**Available records**.

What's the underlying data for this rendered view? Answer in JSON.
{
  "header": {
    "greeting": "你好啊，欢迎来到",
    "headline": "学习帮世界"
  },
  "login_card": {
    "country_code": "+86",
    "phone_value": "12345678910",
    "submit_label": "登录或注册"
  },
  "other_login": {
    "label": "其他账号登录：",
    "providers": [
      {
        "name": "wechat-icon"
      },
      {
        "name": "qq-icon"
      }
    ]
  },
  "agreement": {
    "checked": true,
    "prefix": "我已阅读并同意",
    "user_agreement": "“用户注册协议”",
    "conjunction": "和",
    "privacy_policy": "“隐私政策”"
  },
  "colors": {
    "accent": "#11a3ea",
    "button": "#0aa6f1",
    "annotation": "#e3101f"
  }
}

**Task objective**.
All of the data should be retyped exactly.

**Reply to the exercise**.
What's the underlying data for this rendered view? Answer in JSON.
{
  "header": {
    "greeting": "你好啊，欢迎来到",
    "headline": "学习帮世界"
  },
  "login_card": {
    "country_code": "+86",
    "phone_value": "12345678910",
    "submit_label": "登录或注册"
  },
  "other_login": {
    "label": "其他账号登录：",
    "providers": [
      {
        "name": "wechat-icon"
      },
      {
        "name": "qq-icon"
      }
    ]
  },
  "agreement": {
    "checked": true,
    "prefix": "我已阅读并同意",
    "user_agreement": "“用户注册协议”",
    "conjunction": "和",
    "privacy_policy": "“隐私政策”"
  },
  "colors": {
    "accent": "#11a3ea",
    "button": "#0aa6f1",
    "annotation": "#e3101f"
  }
}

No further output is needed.